As stated above, moms and dads of enrolled boys should be part of the committee (and I’ll go out on a limb here and say they ought to volunteer rather than wait to be called), but who else serves on it? Well, the Primary Presidency, for one (see page three of the LDS Scouting Handbook, below). The challenge here is to overcome the tendency to fall into a, "if I wasn’t called, it’s Someone Else’s Job" mentality. A committee consists of at least three members, one of whom serves as Chair2. According to the 2008 Advancement Guide, at least three troop committee members are required in order to convene a board of review3. And here’s an important point about Scoutmasters and the Committee: Scoutmasters are not committee members, and therefore they do not sit on Boards of Review (neither do parents sit on their own son’s board4). I’ll talk more in depth about the BOR at a later date.

So, what does the committee do? “The troop committee…supports the troop's adult and youth leaders in delivering a quality program to the troop's Scouts.5” “Scouting committees should (1) meet as needed to discuss Scouting in the ward and receive assignments from the committee chair, (2) support and assist Scouting activities by providing needed services, and (3) see that the Scout units operate in accordance with Church and BSA policies and standards.6” In short, the troop, or the pack, committee takes care of the administrivia so that the Scoutmaster can focus on working with the boys without getting bogged down in minutiae.

Examples of committee member functions include advancement, funds, logistics, transportation, etc.

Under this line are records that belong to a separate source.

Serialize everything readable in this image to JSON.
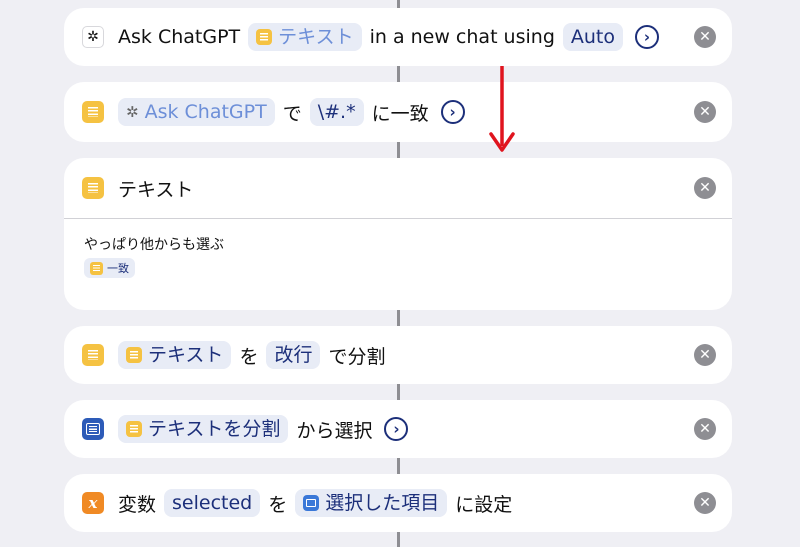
{
  "actions": [
    {
      "icon": "chatgpt-icon",
      "prefix": "Ask ChatGPT",
      "token1": "テキスト",
      "middle": "in a new chat using",
      "token2": "Auto"
    },
    {
      "icon": "text-icon",
      "token1": "Ask ChatGPT",
      "text1": "で",
      "token2": "\\#.*",
      "text2": "に一致"
    },
    {
      "icon": "text-icon",
      "title": "テキスト",
      "body": "やっぱり他からも選ぶ",
      "body_token": "一致"
    },
    {
      "icon": "text-icon",
      "token1": "テキスト",
      "text1": "を",
      "token2": "改行",
      "text2": "で分割"
    },
    {
      "icon": "list-icon",
      "token1": "テキストを分割",
      "text1": "から選択"
    },
    {
      "icon": "variable-icon",
      "icon_glyph": "x",
      "text1": "変数",
      "token1": "selected",
      "text2": "を",
      "token2": "選択した項目",
      "text3": "に設定"
    }
  ],
  "close_glyph": "✕",
  "chevron_glyph": "›",
  "colors": {
    "background": "#efeff4",
    "token_text": "#1c2f7a",
    "text_icon": "#f5c242",
    "variable_icon": "#f08a24",
    "arrow": "#e0141e"
  }
}
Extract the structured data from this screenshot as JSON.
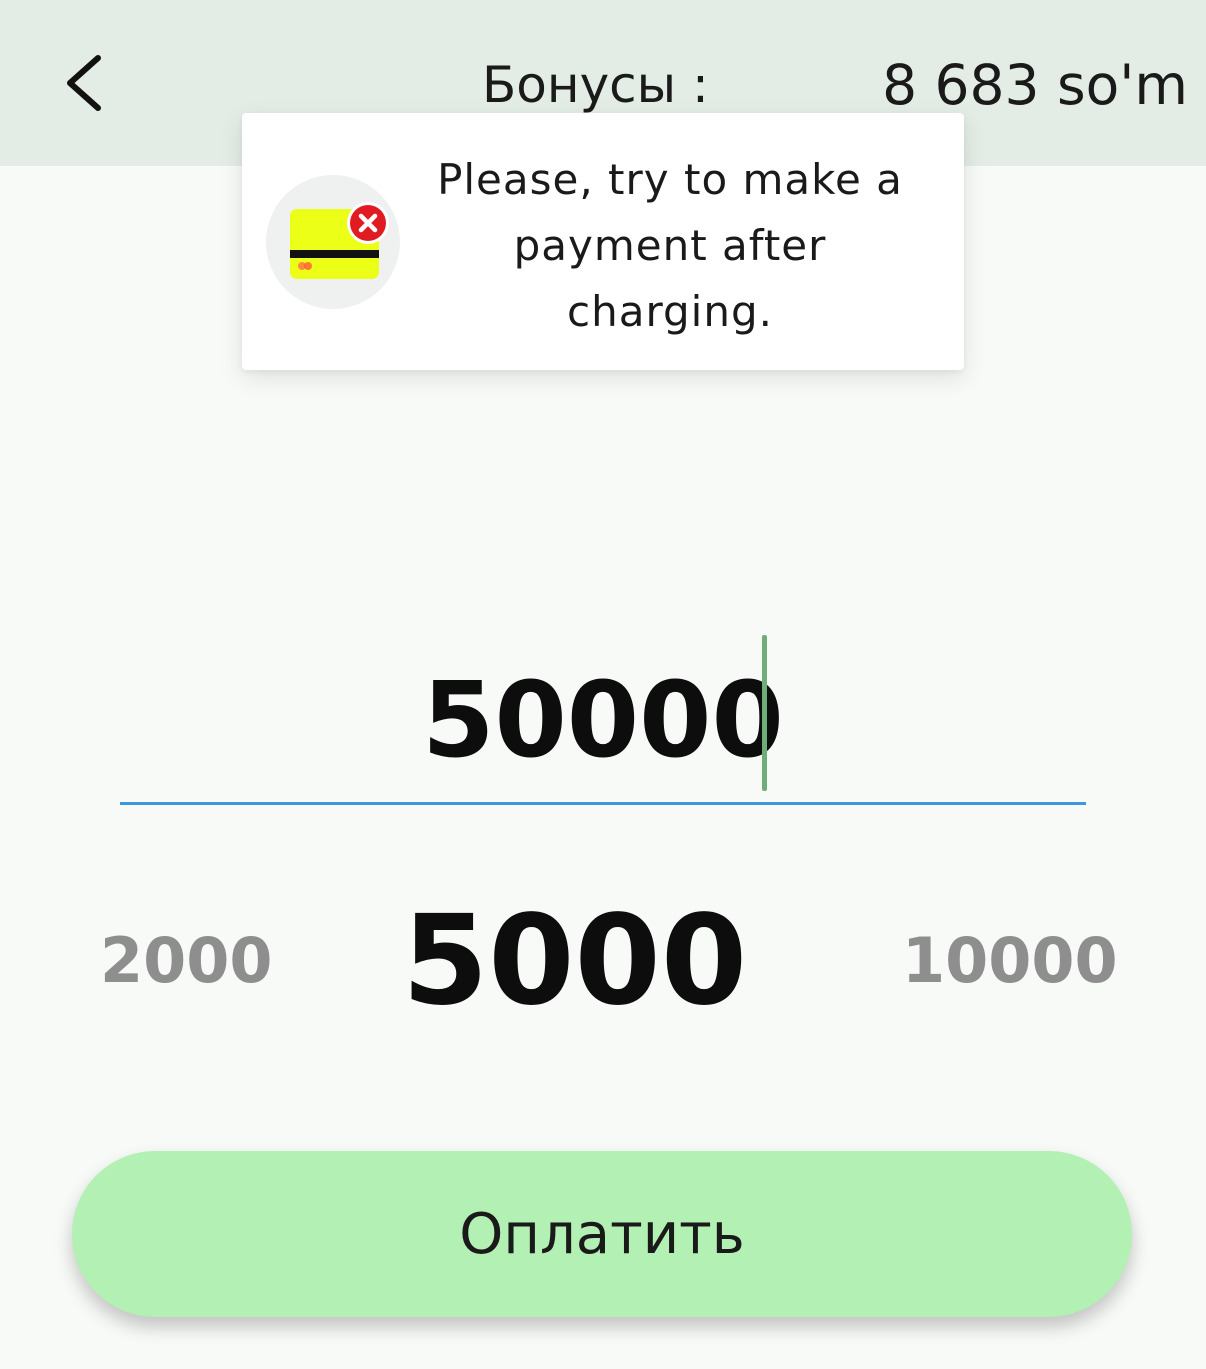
{
  "header": {
    "back_icon": "chevron-left-icon",
    "bonus_label": "Бонусы :",
    "bonus_value": "8 683 so'm",
    "background": "#e3ede5"
  },
  "toast": {
    "icon": "card-error-icon",
    "message": "Please, try to make a payment after charging."
  },
  "amount_input": {
    "value": "50000",
    "underline_color": "#3d97e0",
    "cursor_color": "#6fae79"
  },
  "presets": {
    "left": "2000",
    "center": "5000",
    "right": "10000"
  },
  "pay_button": {
    "label": "Оплатить",
    "color": "#b3f0b3"
  }
}
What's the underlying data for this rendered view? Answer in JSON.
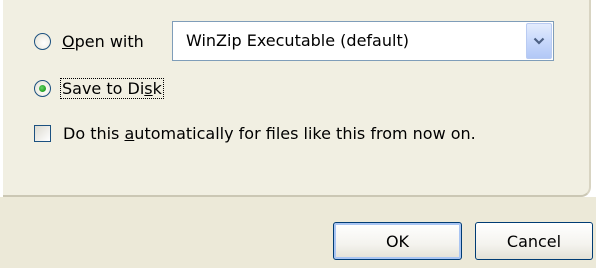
{
  "open_with": {
    "label_prefix": "",
    "label_accel": "O",
    "label_rest": "pen with",
    "selected": false,
    "program": "WinZip Executable (default)",
    "dropdown_icon": "chevron-down-icon"
  },
  "save_to_disk": {
    "label_prefix": "Save to Di",
    "label_accel": "s",
    "label_rest": "k",
    "selected": true
  },
  "auto_option": {
    "label_prefix": "Do this ",
    "label_accel": "a",
    "label_rest": "utomatically for files like this from now on.",
    "checked": false
  },
  "buttons": {
    "ok_label": "OK",
    "cancel_label": "Cancel"
  },
  "colors": {
    "panel_bg": "#f1efe2",
    "footer_bg": "#ece9d8",
    "xp_border_blue": "#003c74",
    "radio_selected_green": "#21a121"
  }
}
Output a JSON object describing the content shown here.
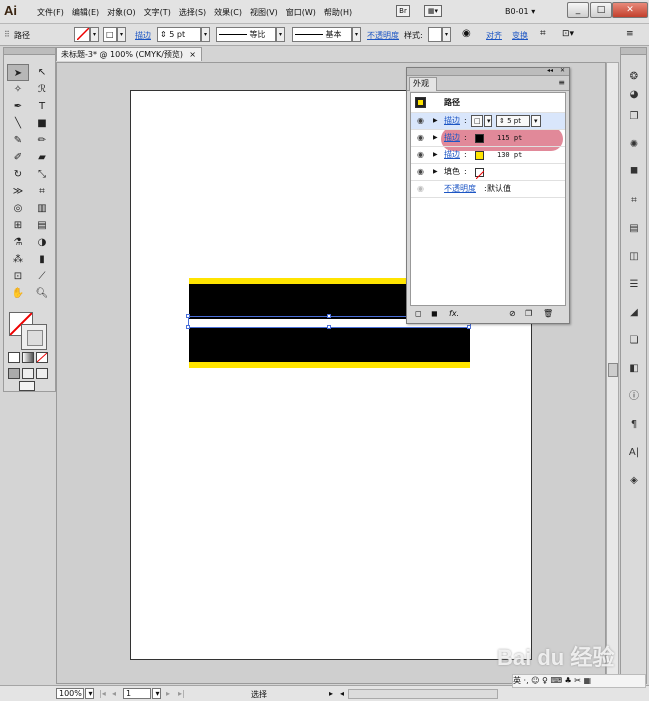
{
  "app": {
    "logo": "Ai",
    "workspace": "B0-01",
    "workspace_arrow": "▾"
  },
  "menu": [
    "文件(F)",
    "编辑(E)",
    "对象(O)",
    "文字(T)",
    "选择(S)",
    "效果(C)",
    "视图(V)",
    "窗口(W)",
    "帮助(H)"
  ],
  "window_buttons": {
    "min": "_",
    "max": "□",
    "close": "✕"
  },
  "control_bar": {
    "object_type": "路径",
    "stroke_label": "描边",
    "stroke_weight": "5 pt",
    "stroke_profile": "等比",
    "brush": "基本",
    "opacity_label": "不透明度",
    "style_label": "样式:",
    "align_label": "对齐",
    "transform_label": "变换"
  },
  "document_tab": {
    "title": "未标题-3* @ 100% (CMYK/预览)",
    "close": "×"
  },
  "appearance_panel": {
    "tab": "外观",
    "title": "路径",
    "rows": [
      {
        "label": "描边",
        "value": "5 pt",
        "swatch": "#f0f0f0",
        "highlight": true
      },
      {
        "label": "描边",
        "value": "115 pt",
        "swatch": "#000000"
      },
      {
        "label": "描边",
        "value": "130 pt",
        "swatch": "#ffe400"
      },
      {
        "label": "填色",
        "value": "",
        "swatch": "none"
      },
      {
        "label": "不透明度",
        "value": "默认值"
      }
    ],
    "footer_fx": "fx."
  },
  "status_bar": {
    "zoom": "100%",
    "page": "1",
    "tool": "选择"
  },
  "watermark": "Bai du 经验",
  "tray": "英 ·, ☺ ♀ ⌨ ♣ ✂ ▦"
}
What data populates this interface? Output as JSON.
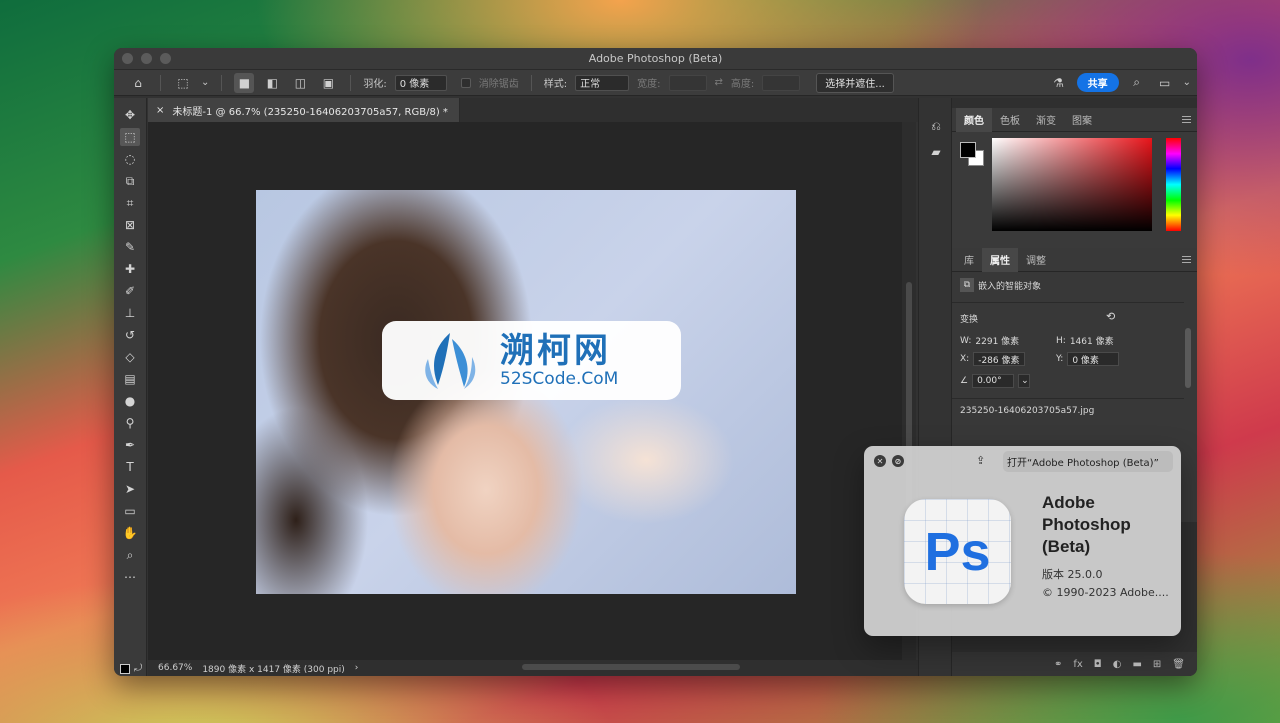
{
  "window": {
    "title": "Adobe Photoshop (Beta)"
  },
  "options_bar": {
    "feather_label": "羽化:",
    "feather_value": "0 像素",
    "antialias_label": "消除锯齿",
    "style_label": "样式:",
    "style_value": "正常",
    "width_label": "宽度:",
    "height_label": "高度:",
    "select_mask_label": "选择并遮住...",
    "share_label": "共享"
  },
  "document": {
    "tab_title": "未标题-1 @ 66.7% (235250-16406203705a57, RGB/8) *",
    "zoom": "66.67%",
    "dimensions": "1890 像素 x 1417 像素 (300 ppi)"
  },
  "watermark": {
    "title": "溯柯网",
    "subtitle": "52SCode.CoM"
  },
  "color_panel": {
    "tabs": [
      "颜色",
      "色板",
      "渐变",
      "图案"
    ],
    "foreground": "#000000",
    "background": "#ffffff"
  },
  "properties_panel": {
    "tabs": [
      "库",
      "属性",
      "调整"
    ],
    "layer_type": "嵌入的智能对象",
    "transform_label": "变换",
    "w_label": "W:",
    "w_value": "2291 像素",
    "h_label": "H:",
    "h_value": "1461 像素",
    "x_label": "X:",
    "x_value": "-286 像素",
    "y_label": "Y:",
    "y_value": "0 像素",
    "angle_value": "0.00°",
    "filename": "235250-16406203705a57.jpg"
  },
  "about_dialog": {
    "open_label": "打开“Adobe Photoshop (Beta)”",
    "app_name": "Adobe Photoshop (Beta)",
    "icon_text": "Ps",
    "version": "版本 25.0.0",
    "copyright": "© 1990-2023 Adobe...."
  },
  "colors": {
    "accent": "#1473e6",
    "panel_bg": "#2f2f2f",
    "ps_blue": "#1f6fe0"
  }
}
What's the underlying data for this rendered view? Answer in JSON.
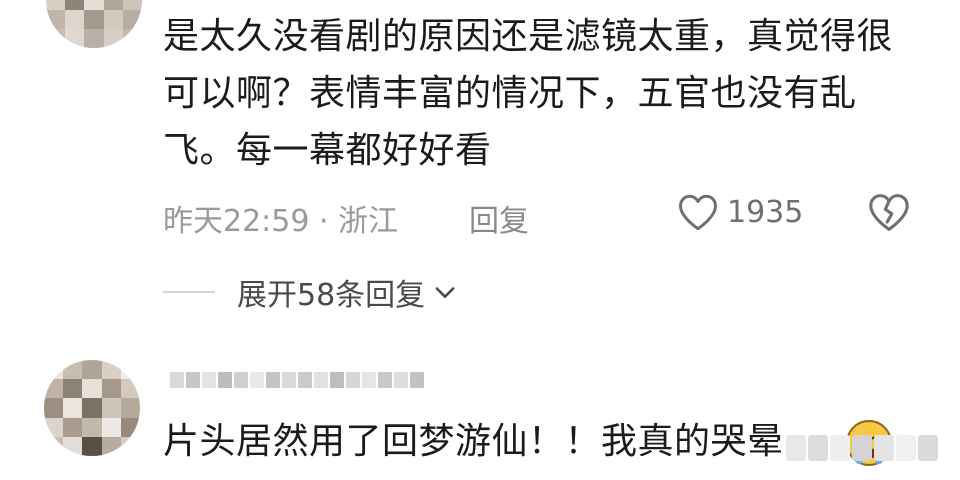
{
  "comment_1": {
    "text": "是太久没看剧的原因还是滤镜太重，真觉得很可以啊？表情丰富的情况下，五官也没有乱飞。每一幕都好好看",
    "time_location": "昨天22:59 · 浙江",
    "reply_label": "回复",
    "like_count": "1935",
    "like_icon": "heart-outline-icon",
    "dislike_icon": "broken-heart-icon"
  },
  "expand": {
    "label": "展开58条回复",
    "icon": "chevron-down-icon"
  },
  "comment_2": {
    "text": "片头居然用了回梦游仙！！我真的哭晕",
    "emoji": "crying-face-emoji"
  },
  "colors": {
    "text": "#1b1b1b",
    "meta": "#9a9a9a",
    "expand": "#4a4a4a",
    "icon": "#6f6f6f"
  }
}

For more examples of Committee responsibilities, follow the meritbadge.org link. My opinion is that if someone has a son in any aspect of Scouts, they are automatically a committee member, and should register as such. Yes, there is a marginal cost involved with registration, but if something (like pinewood derby) is to happen, the committee needs to make it happen. Think of it as sustaining the Scout- or Cubmaster.

I know that this idea represents a sea-change from "how we've always done it", but "how we've always done it" is not the Scout way. It is often said in General Conferences, and in scripture, that culture and incorrect traditions supplanted or in other ways prevented people from living up to their covenants. Just because we have a tradition of being wrong doesn't mean we need to persist in that tradition. I have been saying for a while now that we need to decide that this is worth doing the right way; if by some other way, it is not Scouts, merely the form of Scoutliness. It's a matter of education and a willingness to do follow established policies. I noticed that the new 2011 Scouting Handbook frequently refers back to BSA policies. I wonder if that’s significant…

In other words, there are a lot of sacred cows, and it's time to grill up some brisket.

Resources:
Pack Committee
Troop Committee
The LDS Scout Committee
Startup Guides with job descriptions
The BSA Troop Committee Guidebook #34505B is available at your local Scout Shop

1. 2011 Scouting Handbook, p2 (LDS.org), emphasis added
2. 2008 Advancement Guide, p29 (BSA)
3. http://meritbadge.org/wiki/index.php/Troop_Committee
4. 2008 Advancement Guide, p29 (BSA)
5. USSSP Troop Committee Training Module
6. 2011 Scouting Handbook, p3 (LDS.org), emphasis added

1 comment:

Anonymous said...

Last night we had our first Scout Commmittee meeting since I was called into the YMP and been the Varsity Coach. I thought it was going to go poorly but it is clear that they are trying. I was impressed. Very impressed.